Data shown —

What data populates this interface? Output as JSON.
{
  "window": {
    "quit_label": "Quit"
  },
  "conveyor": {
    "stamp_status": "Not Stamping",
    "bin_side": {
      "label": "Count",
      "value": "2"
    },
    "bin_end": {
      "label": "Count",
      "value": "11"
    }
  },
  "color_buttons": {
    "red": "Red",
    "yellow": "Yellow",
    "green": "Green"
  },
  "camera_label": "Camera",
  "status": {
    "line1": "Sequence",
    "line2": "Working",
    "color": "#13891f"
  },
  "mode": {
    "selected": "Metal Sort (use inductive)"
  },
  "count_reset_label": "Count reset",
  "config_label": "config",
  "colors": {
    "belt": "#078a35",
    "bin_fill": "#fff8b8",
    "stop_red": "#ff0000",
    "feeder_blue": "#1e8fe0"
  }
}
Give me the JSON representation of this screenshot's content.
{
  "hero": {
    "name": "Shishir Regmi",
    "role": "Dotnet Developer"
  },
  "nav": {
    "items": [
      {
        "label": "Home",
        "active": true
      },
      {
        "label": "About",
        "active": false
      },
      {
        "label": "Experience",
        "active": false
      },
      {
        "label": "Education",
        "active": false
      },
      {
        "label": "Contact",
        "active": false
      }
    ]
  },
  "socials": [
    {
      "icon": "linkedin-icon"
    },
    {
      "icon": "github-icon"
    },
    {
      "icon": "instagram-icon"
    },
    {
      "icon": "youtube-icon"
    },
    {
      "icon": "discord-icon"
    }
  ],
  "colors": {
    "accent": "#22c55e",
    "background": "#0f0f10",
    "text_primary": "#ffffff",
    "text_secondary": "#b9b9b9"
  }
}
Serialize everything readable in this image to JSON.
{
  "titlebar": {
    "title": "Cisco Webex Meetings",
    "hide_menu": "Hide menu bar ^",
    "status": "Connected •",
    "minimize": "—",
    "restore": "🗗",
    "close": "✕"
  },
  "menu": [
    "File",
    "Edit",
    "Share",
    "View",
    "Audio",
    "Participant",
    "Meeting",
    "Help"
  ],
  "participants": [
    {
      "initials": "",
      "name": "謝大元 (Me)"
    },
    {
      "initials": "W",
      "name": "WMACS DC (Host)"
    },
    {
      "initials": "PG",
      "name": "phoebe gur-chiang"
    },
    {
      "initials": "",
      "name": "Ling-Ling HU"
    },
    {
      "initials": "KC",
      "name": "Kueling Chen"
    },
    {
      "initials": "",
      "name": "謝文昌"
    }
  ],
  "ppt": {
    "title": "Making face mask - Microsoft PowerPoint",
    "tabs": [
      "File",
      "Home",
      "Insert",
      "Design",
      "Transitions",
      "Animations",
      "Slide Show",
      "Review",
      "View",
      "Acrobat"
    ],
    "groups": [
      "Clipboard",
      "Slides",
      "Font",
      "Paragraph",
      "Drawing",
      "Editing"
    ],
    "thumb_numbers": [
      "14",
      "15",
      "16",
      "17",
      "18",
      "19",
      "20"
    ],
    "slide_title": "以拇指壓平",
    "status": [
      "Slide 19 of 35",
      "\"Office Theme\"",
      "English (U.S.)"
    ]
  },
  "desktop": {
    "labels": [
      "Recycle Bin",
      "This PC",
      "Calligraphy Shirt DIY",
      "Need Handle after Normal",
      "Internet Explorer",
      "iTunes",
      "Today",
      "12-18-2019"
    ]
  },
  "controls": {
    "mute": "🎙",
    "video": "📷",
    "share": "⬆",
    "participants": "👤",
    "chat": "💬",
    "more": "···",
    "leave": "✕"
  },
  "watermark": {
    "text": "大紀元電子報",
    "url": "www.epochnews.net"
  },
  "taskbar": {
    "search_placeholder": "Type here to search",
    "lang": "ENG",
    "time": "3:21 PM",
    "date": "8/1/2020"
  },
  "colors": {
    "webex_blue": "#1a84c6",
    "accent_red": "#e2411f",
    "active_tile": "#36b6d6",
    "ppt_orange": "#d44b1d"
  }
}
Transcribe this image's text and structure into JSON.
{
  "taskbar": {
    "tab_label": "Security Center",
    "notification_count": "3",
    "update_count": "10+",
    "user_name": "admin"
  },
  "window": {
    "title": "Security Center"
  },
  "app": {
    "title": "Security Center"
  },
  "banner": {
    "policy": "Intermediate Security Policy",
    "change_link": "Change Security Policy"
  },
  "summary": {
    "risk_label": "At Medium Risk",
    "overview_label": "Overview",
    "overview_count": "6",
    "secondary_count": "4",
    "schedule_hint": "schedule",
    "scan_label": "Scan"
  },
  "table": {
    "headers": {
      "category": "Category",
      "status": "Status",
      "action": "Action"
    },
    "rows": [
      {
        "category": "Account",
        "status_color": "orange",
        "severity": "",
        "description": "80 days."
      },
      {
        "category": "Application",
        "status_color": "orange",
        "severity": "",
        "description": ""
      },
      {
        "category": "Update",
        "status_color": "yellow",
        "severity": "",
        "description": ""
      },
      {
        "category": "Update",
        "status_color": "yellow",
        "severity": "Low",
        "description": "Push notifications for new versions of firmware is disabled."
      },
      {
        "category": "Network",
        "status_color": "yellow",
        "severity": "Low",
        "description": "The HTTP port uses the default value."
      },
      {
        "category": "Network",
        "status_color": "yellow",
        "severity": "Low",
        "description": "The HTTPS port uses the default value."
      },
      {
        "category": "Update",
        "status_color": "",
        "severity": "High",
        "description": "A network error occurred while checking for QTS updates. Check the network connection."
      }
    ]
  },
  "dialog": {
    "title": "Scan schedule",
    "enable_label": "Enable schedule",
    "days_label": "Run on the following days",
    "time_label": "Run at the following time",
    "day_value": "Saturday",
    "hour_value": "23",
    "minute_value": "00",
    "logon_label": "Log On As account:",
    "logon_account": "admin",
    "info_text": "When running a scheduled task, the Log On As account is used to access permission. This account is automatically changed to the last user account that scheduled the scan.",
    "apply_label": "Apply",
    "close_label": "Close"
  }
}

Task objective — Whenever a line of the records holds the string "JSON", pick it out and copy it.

Task answer —
What data populates this interface? Output as JSON.
Give me the JSON representation of this screenshot's content.
Serialize everything readable in this image to JSON.
Transcribe this image's text and structure into JSON.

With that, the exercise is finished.